** Input follows **
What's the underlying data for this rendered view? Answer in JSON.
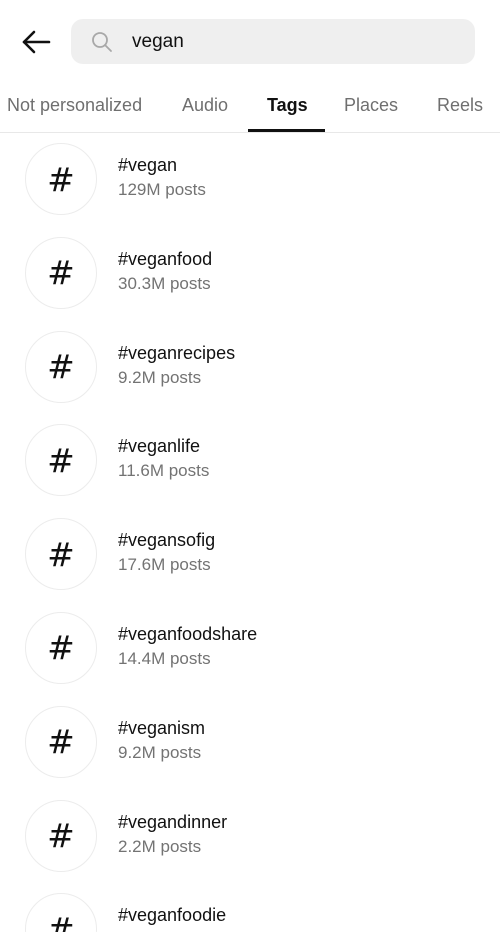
{
  "header": {
    "back_icon": "arrow-left-icon",
    "search_icon": "search-icon",
    "search_value": "vegan"
  },
  "tabs": [
    {
      "label": "Not personalized",
      "active": false
    },
    {
      "label": "Audio",
      "active": false
    },
    {
      "label": "Tags",
      "active": true
    },
    {
      "label": "Places",
      "active": false
    },
    {
      "label": "Reels",
      "active": false
    }
  ],
  "tags": [
    {
      "symbol": "#",
      "name": "#vegan",
      "count": "129M posts"
    },
    {
      "symbol": "#",
      "name": "#veganfood",
      "count": "30.3M posts"
    },
    {
      "symbol": "#",
      "name": "#veganrecipes",
      "count": "9.2M posts"
    },
    {
      "symbol": "#",
      "name": "#veganlife",
      "count": "11.6M posts"
    },
    {
      "symbol": "#",
      "name": "#vegansofig",
      "count": "17.6M posts"
    },
    {
      "symbol": "#",
      "name": "#veganfoodshare",
      "count": "14.4M posts"
    },
    {
      "symbol": "#",
      "name": "#veganism",
      "count": "9.2M posts"
    },
    {
      "symbol": "#",
      "name": "#vegandinner",
      "count": "2.2M posts"
    },
    {
      "symbol": "#",
      "name": "#veganfoodie",
      "count": ""
    }
  ],
  "colors": {
    "search_bg": "#efefef",
    "text_primary": "#111111",
    "text_secondary": "#737373",
    "tab_inactive": "#6f6f6f",
    "divider": "#e8e8e8"
  }
}
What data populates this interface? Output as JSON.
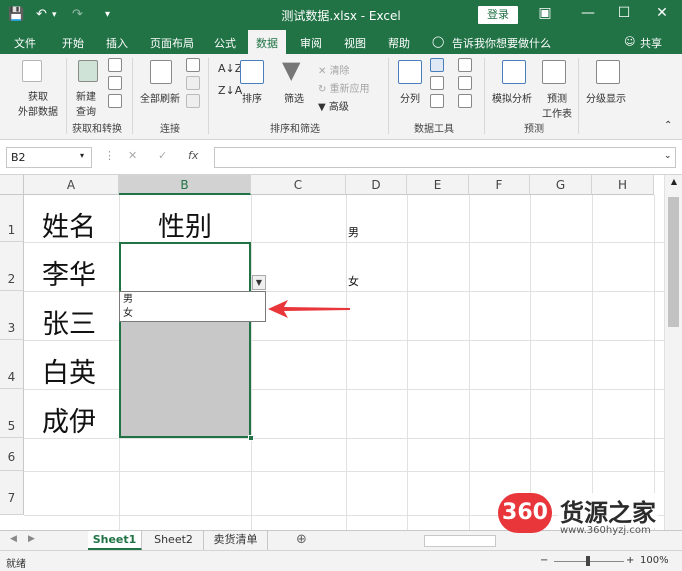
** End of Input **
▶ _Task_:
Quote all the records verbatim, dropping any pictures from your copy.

▶ _The completed task_:
What's the underlying data for this rendered view? Answer in JSON.
{
  "header": {
    "back_icon": "arrow-left-icon",
    "search_icon": "search-icon",
    "search_value": "vegan"
  },
  "tabs": [
    {
      "label": "Not personalized",
      "active": false
    },
    {
      "label": "Audio",
      "active": false
    },
    {
      "label": "Tags",
      "active": true
    },
    {
      "label": "Places",
      "active": false
    },
    {
      "label": "Reels",
      "active": false
    }
  ],
  "tags": [
    {
      "symbol": "#",
      "name": "#vegan",
      "count": "129M posts"
    },
    {
      "symbol": "#",
      "name": "#veganfood",
      "count": "30.3M posts"
    },
    {
      "symbol": "#",
      "name": "#veganrecipes",
      "count": "9.2M posts"
    },
    {
      "symbol": "#",
      "name": "#veganlife",
      "count": "11.6M posts"
    },
    {
      "symbol": "#",
      "name": "#vegansofig",
      "count": "17.6M posts"
    },
    {
      "symbol": "#",
      "name": "#veganfoodshare",
      "count": "14.4M posts"
    },
    {
      "symbol": "#",
      "name": "#veganism",
      "count": "9.2M posts"
    },
    {
      "symbol": "#",
      "name": "#vegandinner",
      "count": "2.2M posts"
    },
    {
      "symbol": "#",
      "name": "#veganfoodie",
      "count": ""
    }
  ],
  "colors": {
    "search_bg": "#efefef",
    "text_primary": "#111111",
    "text_secondary": "#737373",
    "tab_inactive": "#6f6f6f",
    "divider": "#e8e8e8"
  }
}
What data populates this interface? Output as JSON.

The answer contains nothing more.